Budd Steinhilber, FIDSA

Budd Steinhilber, FIDSA

IDSA Personal Recognition Award: 1991
Inducted Academy of Fellows: 1984
National IDSA Treasurer/Secretary

Budd Steinhilber grew up in Woodstock, NY. He studied at NY’s High School of Music and Art, and entered Pratt Institute’s Industrial Design program in 1940. There he studied under founding director Donald Dohner, as well as Rowena Reed Kostellow, FIDSA and Eva Zeisel.

He apprenticed with Raymond Loewy Associates in 1942 and then joined the firm of Dohner & Lippincott. Budd was part of the Lippincott team that designed the front-end and rear-end of the iconic Tucker 48 rear-engine automobile. He was also part of the Lippincott & Margulies 1952 design team that planned the Crew & Officers quarters for America’s first nuclear submarine, the USS Nautilus. For 17 years he was a partner with fellow Pratt classmate Read Viemeister, FIDSA, functioning as VIE Design Studios in southwest Ohio. He and Viemeister established the industrial design program within the School of the Dayton Art Institute. Budd moved on to San Francisco in 1964 and joined in partnership with Gene Tepper (Tepper & Steinhilber Assoc.) Later, in 1972, he formed the Steinhilber & Deutsch design consultancy with graphic design partner Barry Deutsch.

During his 70 years as a design consultant, Budd has designed a very diverse range of graphic, exhibit and product design—ranging from bicycles, commercial airline interiors, corporate logos, vacuum cleaners, machine tools, electric lawnmowers, software packaging, ambulances, gas ranges, brandy bottles, automobile steering wheels, electronic calculators, steel furniture, computer systems, CAT scanners, lasers, hospital data systems, backpacks, videotape editors, retail stores, MRI scanners, a rapid transit system, aerobatic aircraft—and even Shakespearean Festival stages.

Clients have included: General Motors, Atari, General Electric, Electronic Arts, Ampex, LeBlond Lathe Co., Intel Corp., Chromatix Corp., Lockheed, JBL Sound, Grid Systems, Omark Industries, Huffy Mfg., The Northface, VisiCorp, Mark Systems, Granger Associates, Resonex, Christen Industries, Pabst Brewing, Syntex Corp., Warner Communications and Esprit.

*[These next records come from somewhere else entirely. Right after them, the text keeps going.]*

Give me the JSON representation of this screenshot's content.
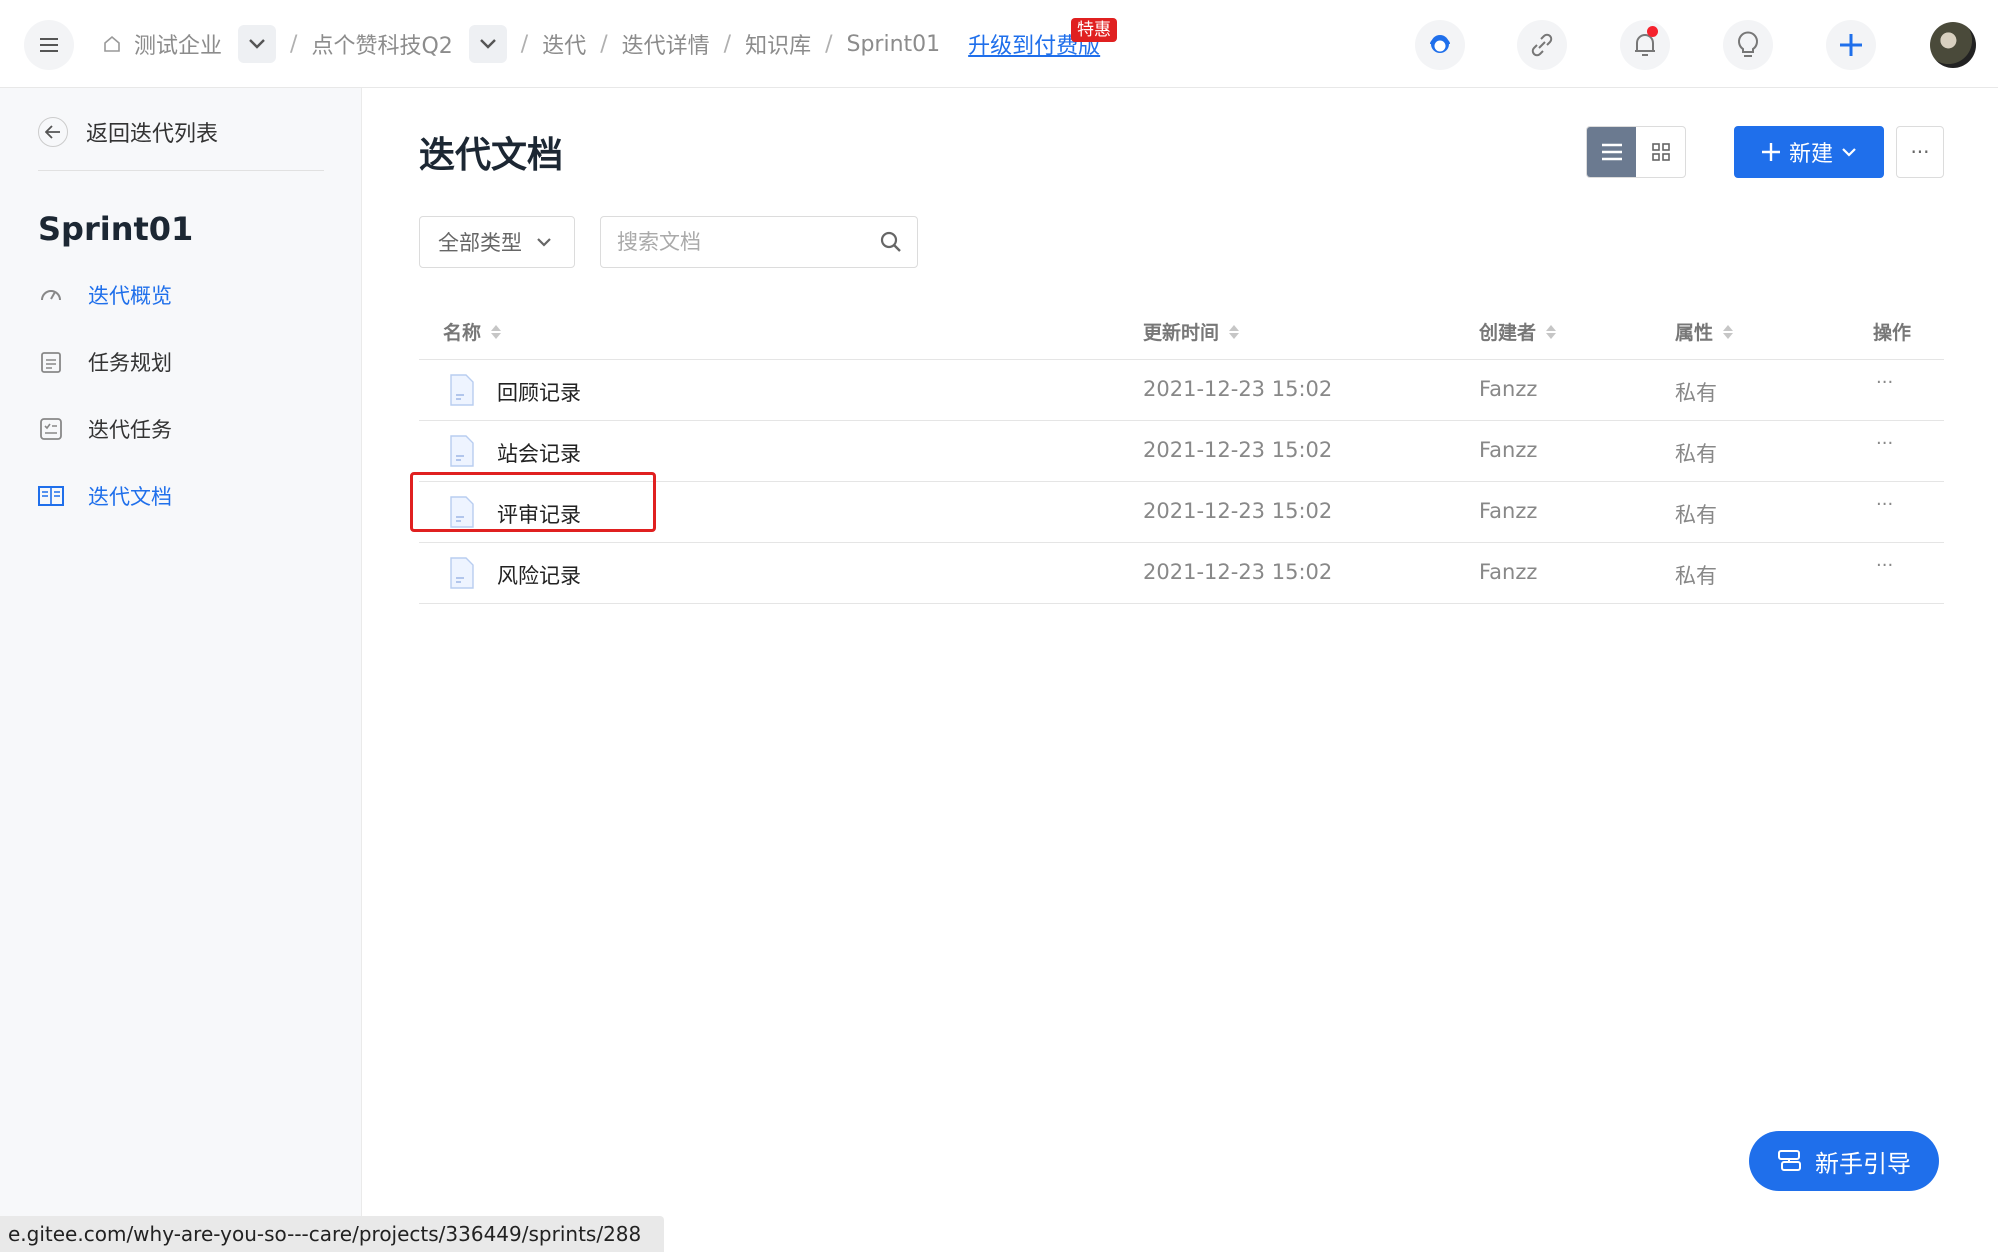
{
  "breadcrumb": {
    "items": [
      "测试企业",
      "点个赞科技Q2",
      "迭代",
      "迭代详情",
      "知识库",
      "Sprint01"
    ],
    "separator": "/",
    "upgrade_link": "升级到付费版",
    "promo_badge": "特惠"
  },
  "colors": {
    "accent": "#1f6feb",
    "highlight": "#e02020",
    "notification_dot": "#f5222d"
  },
  "sidebar": {
    "back_label": "返回迭代列表",
    "sprint_title": "Sprint01",
    "items": [
      {
        "label": "迭代概览",
        "icon": "dashboard-icon",
        "active": true
      },
      {
        "label": "任务规划",
        "icon": "calendar-icon",
        "active": false
      },
      {
        "label": "迭代任务",
        "icon": "checklist-icon",
        "active": false
      },
      {
        "label": "迭代文档",
        "icon": "book-icon",
        "active": true
      }
    ]
  },
  "main": {
    "title": "迭代文档",
    "new_button": "新建",
    "more_label": "···",
    "type_filter": "全部类型",
    "search_placeholder": "搜索文档",
    "columns": [
      "名称",
      "更新时间",
      "创建者",
      "属性",
      "操作"
    ],
    "rows": [
      {
        "name": "回顾记录",
        "updated": "2021-12-23 15:02",
        "creator": "Fanzz",
        "attr": "私有",
        "ops": "···"
      },
      {
        "name": "站会记录",
        "updated": "2021-12-23 15:02",
        "creator": "Fanzz",
        "attr": "私有",
        "ops": "···"
      },
      {
        "name": "评审记录",
        "updated": "2021-12-23 15:02",
        "creator": "Fanzz",
        "attr": "私有",
        "ops": "···"
      },
      {
        "name": "风险记录",
        "updated": "2021-12-23 15:02",
        "creator": "Fanzz",
        "attr": "私有",
        "ops": "···"
      }
    ]
  },
  "guide_button": "新手引导",
  "status_url": "e.gitee.com/why-are-you-so---care/projects/336449/sprints/288"
}
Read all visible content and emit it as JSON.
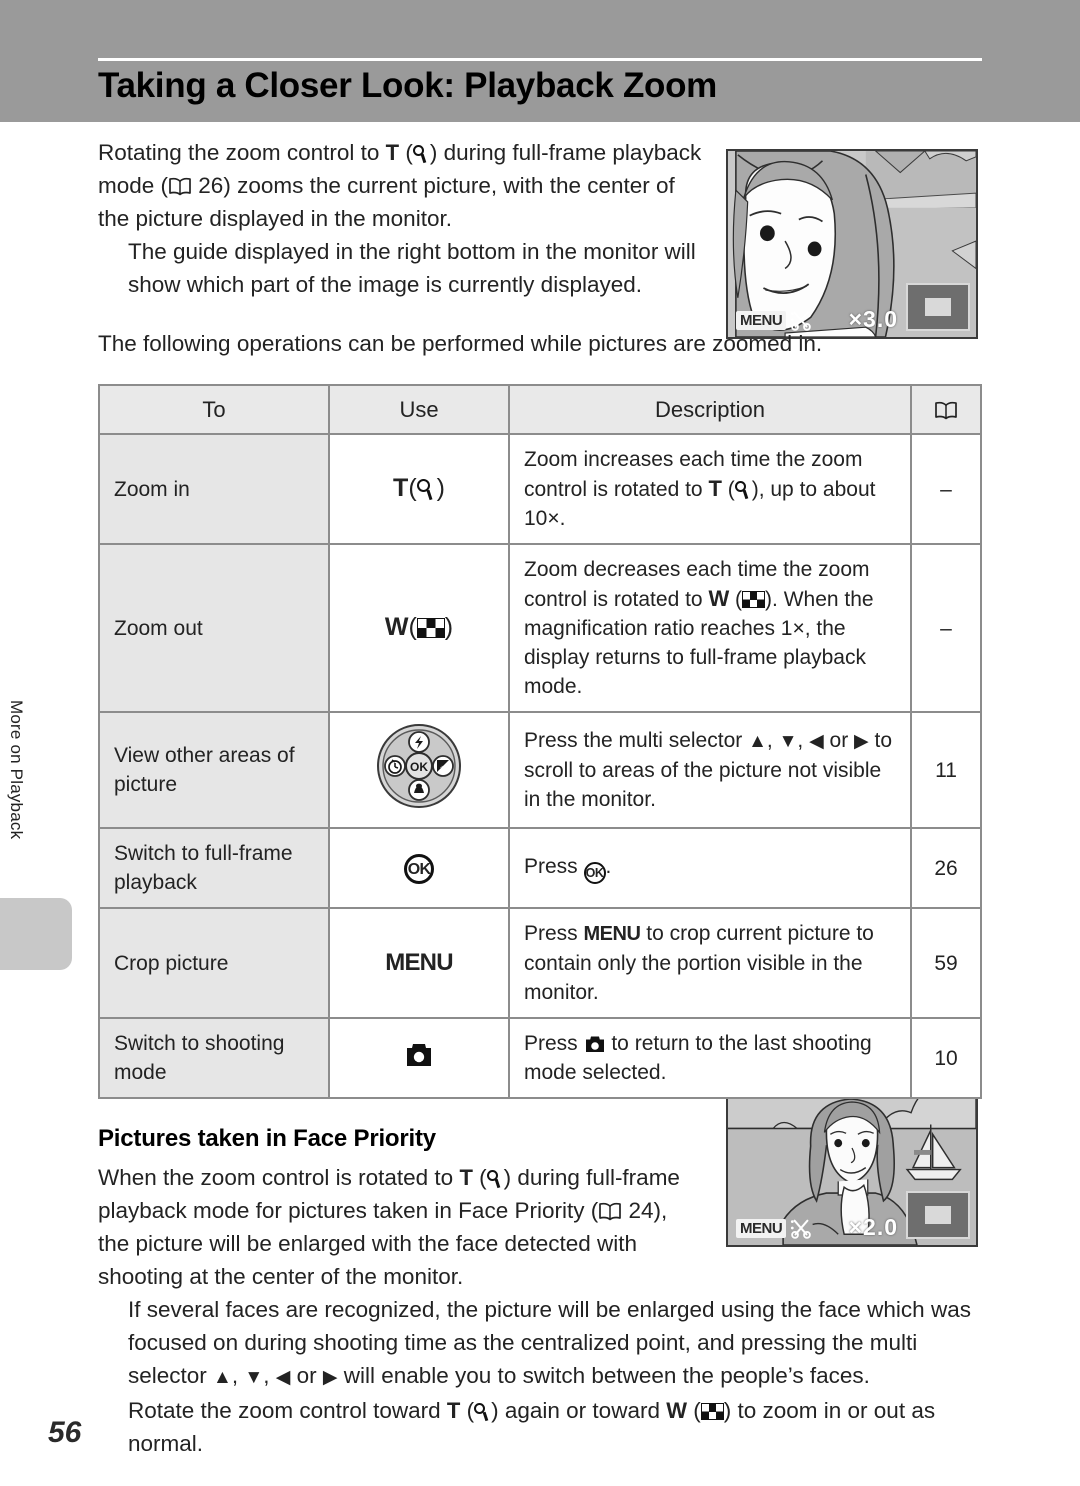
{
  "header": {
    "title": "Taking a Closer Look: Playback Zoom",
    "band_color": "#9a9a9a"
  },
  "side_tab": {
    "label": "More on Playback"
  },
  "intro": {
    "p1_a": "Rotating the zoom control to ",
    "p1_T": "T",
    "p1_b": ") during full-frame playback mode (",
    "p1_ref": "26",
    "p1_c": ") zooms the current picture, with the center of the picture displayed in the monitor.",
    "p2": "The guide displayed in the right bottom in the monitor will show which part of the image is currently displayed.",
    "p3": "The following operations can be performed while pictures are zoomed in."
  },
  "table": {
    "headers": {
      "to": "To",
      "use": "Use",
      "description": "Description",
      "ref": "book-icon"
    },
    "rows": [
      {
        "to": "Zoom in",
        "use_label": "T",
        "use_icon": "magnifier-icon",
        "desc_a": "Zoom increases each time the zoom control is rotated to ",
        "desc_T": "T",
        "desc_b": "), up to about 10×.",
        "ref": "–"
      },
      {
        "to": "Zoom out",
        "use_label": "W",
        "use_icon": "thumbnail-grid-icon",
        "desc_a": "Zoom decreases each time the zoom control is rotated to ",
        "desc_W": "W",
        "desc_b": "). When the magnification ratio reaches 1×, the display returns to full-frame playback mode.",
        "ref": "–"
      },
      {
        "to": "View other areas of picture",
        "use_icon": "multi-selector-dial-icon",
        "desc_a": "Press the multi selector ",
        "desc_b": " to scroll to areas of the picture not visible in the monitor.",
        "ref": "11"
      },
      {
        "to": "Switch to full-frame playback",
        "use_icon": "ok-button-icon",
        "desc_a": "Press ",
        "desc_b": ".",
        "ref": "26"
      },
      {
        "to": "Crop picture",
        "use_label": "MENU",
        "desc_a": "Press ",
        "desc_menu": "MENU",
        "desc_b": " to crop current picture to contain only the portion visible in the monitor.",
        "ref": "59"
      },
      {
        "to": "Switch to shooting mode",
        "use_icon": "camera-icon",
        "desc_a": "Press ",
        "desc_b": " to return to the last shooting mode selected.",
        "ref": "10"
      }
    ]
  },
  "face_priority": {
    "title": "Pictures taken in Face Priority",
    "p1_a": "When the zoom control is rotated to ",
    "p1_T": "T",
    "p1_b": ") during full-frame playback mode for pictures taken in Face Priority (",
    "p1_ref": "24",
    "p1_c": "), the picture will be enlarged with the face detected with shooting at the center of the monitor.",
    "p2_a": "If several faces are recognized, the picture will be enlarged using the face which was focused on during shooting time as the centralized point, and pressing the multi selector ",
    "p2_b": " will enable you to switch between the people’s faces.",
    "p3_a": "Rotate the zoom control toward ",
    "p3_T": "T",
    "p3_b": ") again or toward ",
    "p3_W": "W",
    "p3_c": ") to zoom in or out as normal."
  },
  "monitor_top": {
    "menu_label": "MENU",
    "crop_icon": "scissors-icon",
    "zoom_label": "×3.0",
    "guide_icon": "zoom-guide-box"
  },
  "monitor_bottom": {
    "menu_label": "MENU",
    "crop_icon": "scissors-icon",
    "zoom_label": "×2.0",
    "guide_icon": "zoom-guide-box"
  },
  "footer": {
    "page_number": "56"
  }
}
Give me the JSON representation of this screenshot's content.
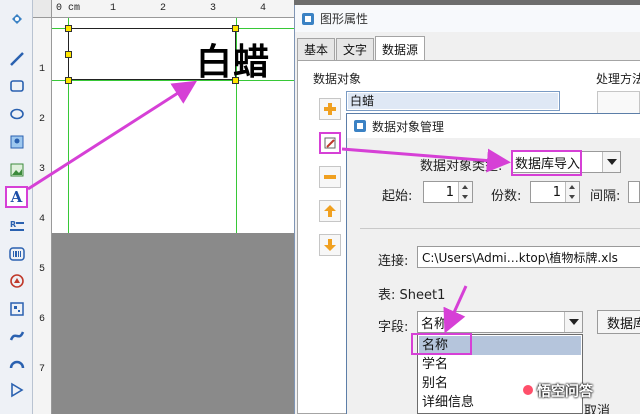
{
  "canvas": {
    "label_text": "白蜡",
    "ruler_top_unit": "0 cm",
    "ruler_top_ticks": [
      "1",
      "2",
      "3",
      "4"
    ],
    "ruler_left_ticks": [
      "1",
      "2",
      "3",
      "4",
      "5",
      "6",
      "7"
    ]
  },
  "properties_dialog": {
    "title": "图形属性",
    "tabs": [
      "基本",
      "文字",
      "数据源"
    ],
    "data_object_label": "数据对象",
    "data_object_item": "白蜡",
    "processing_label": "处理方法"
  },
  "data_manager_dialog": {
    "title": "数据对象管理",
    "type_label": "数据对象类型:",
    "type_value": "数据库导入",
    "start_label": "起始:",
    "start_value": "1",
    "copies_label": "份数:",
    "copies_value": "1",
    "interval_label": "间隔:",
    "connection_label": "连接:",
    "connection_value": "C:\\Users\\Admi…ktop\\植物标牌.xls",
    "table_label": "表:",
    "table_value": "Sheet1",
    "field_label": "字段:",
    "field_value": "名称",
    "field_options": [
      "名称",
      "学名",
      "别名",
      "详细信息"
    ],
    "db_button": "数据库",
    "cancel_button": "取消"
  },
  "watermark": "悟空问答",
  "colors": {
    "highlight": "#d640d6",
    "guide_line": "#37c837",
    "handle": "#ffe600"
  }
}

Budd has served as IDSA ‘s National Treasurer/Secretary on IDSA's Board of Directors, during which time he founded and chaired the IDSA Environmental Responsibility Section. Budd has won several Gold IDEAs and served three times as an IDEA juror. He was honored to be inducted into IDSA’s Academy of Fellows in 1984 and to receive the IDSA Personal Recognition Award in 1991.

He also received a 1993 Alumni Achievement Award from Pratt Institute and a $20,000 “Distinguished Designer Fellowship” grant from the NEA in 1990.

He moved to the Big Island of Hawaii, but continued working as a one-man consultancy, primarily in graphic advertising design and marketing collateral. Budd mentored a group of Hawaiian high-school students in the building of a unique solar-mobile, which they raced 3000 kilometers across the Australian Outback on nothing but solar power, in the grueling 1990 World Solar Challenge. He spent seven years designing and prototyping innovative battery-electric vehicles and charging systems while co-founding Personal Electric Transports (PET) Corp. He showed his first BEV prototype at the UN Summit on Climate Change (1997 Kyoto) where he was also an NGO delegate. The UN then invited PET to demo their electric vehicles at the UN Summit on Sustainable Development (Johannesburg 2002).

Budd was honored in 2012 to join the list of 125 Pratt faculty and alumni members selected for their iconic works, created during the 125 years since Pratt’s founding in 1887.